App and web page records:
-- -- --

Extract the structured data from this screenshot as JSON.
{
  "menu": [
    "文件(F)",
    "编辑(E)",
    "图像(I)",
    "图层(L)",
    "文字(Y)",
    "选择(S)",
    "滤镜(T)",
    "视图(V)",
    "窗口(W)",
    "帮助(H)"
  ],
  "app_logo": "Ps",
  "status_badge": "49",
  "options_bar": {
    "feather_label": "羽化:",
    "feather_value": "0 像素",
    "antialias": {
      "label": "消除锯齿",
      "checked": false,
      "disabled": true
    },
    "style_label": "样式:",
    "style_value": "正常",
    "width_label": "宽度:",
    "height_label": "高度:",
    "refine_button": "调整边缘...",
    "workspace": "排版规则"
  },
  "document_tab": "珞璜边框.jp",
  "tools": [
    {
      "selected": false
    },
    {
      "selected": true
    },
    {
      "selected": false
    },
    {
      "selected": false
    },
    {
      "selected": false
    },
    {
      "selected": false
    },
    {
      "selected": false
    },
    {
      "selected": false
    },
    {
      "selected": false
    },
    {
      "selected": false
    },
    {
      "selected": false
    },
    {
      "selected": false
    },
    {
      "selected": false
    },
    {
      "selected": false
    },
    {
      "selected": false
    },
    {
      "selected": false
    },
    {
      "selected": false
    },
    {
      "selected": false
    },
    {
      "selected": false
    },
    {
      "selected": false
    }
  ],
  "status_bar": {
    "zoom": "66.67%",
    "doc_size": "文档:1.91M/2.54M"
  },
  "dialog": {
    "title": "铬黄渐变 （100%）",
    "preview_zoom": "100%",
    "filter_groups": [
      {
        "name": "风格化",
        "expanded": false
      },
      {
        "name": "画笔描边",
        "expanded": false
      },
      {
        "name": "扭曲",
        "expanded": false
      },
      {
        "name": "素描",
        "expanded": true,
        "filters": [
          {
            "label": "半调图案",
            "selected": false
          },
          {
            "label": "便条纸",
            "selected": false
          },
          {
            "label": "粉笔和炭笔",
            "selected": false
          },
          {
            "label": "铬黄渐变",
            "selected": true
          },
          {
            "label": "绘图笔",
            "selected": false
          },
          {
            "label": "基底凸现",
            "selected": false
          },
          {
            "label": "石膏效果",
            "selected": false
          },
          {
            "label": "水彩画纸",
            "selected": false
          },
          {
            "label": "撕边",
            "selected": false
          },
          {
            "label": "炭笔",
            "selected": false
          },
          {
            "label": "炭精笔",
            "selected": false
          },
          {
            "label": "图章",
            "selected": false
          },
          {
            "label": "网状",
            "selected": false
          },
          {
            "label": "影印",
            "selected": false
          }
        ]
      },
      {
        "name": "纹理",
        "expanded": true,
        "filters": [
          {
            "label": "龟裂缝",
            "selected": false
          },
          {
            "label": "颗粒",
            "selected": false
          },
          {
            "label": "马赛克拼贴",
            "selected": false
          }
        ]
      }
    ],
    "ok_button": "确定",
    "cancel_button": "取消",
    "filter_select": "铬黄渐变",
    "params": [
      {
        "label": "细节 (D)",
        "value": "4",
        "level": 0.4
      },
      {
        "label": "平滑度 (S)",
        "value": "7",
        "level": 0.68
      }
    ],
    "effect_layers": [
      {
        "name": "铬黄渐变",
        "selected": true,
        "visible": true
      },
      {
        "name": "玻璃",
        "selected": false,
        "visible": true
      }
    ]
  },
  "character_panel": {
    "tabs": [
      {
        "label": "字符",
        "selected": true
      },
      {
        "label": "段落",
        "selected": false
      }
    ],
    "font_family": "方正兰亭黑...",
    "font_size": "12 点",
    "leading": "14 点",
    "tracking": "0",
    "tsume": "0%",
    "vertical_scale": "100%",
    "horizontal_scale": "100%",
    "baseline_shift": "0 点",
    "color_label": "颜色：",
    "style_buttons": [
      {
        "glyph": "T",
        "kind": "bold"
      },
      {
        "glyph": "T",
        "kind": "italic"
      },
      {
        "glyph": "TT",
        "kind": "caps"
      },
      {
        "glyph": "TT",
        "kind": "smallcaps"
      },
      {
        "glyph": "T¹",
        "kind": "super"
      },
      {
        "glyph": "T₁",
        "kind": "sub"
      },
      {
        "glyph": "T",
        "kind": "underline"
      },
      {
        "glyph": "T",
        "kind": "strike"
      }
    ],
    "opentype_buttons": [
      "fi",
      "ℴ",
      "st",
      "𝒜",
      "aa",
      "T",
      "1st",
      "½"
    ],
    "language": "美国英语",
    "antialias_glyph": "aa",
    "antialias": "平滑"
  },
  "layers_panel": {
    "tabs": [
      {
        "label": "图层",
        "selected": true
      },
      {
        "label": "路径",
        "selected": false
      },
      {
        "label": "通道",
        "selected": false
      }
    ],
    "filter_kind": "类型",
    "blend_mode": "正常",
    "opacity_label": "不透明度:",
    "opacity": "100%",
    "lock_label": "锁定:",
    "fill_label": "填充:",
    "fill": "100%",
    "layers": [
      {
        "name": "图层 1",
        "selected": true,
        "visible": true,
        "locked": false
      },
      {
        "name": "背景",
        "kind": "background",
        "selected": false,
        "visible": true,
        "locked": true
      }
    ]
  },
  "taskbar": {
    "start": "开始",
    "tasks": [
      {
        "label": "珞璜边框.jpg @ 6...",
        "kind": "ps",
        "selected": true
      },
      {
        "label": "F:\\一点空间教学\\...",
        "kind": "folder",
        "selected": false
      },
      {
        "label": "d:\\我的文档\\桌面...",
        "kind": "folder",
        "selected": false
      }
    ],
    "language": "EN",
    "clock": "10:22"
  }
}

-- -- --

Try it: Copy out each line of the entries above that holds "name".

Finished exercise:
        "name": "风格化",
        "name": "画笔描边",
        "name": "扭曲",
        "name": "素描",
        "name": "纹理",
        "name": "铬黄渐变",
        "name": "玻璃",
        "name": "图层 1",
        "name": "背景",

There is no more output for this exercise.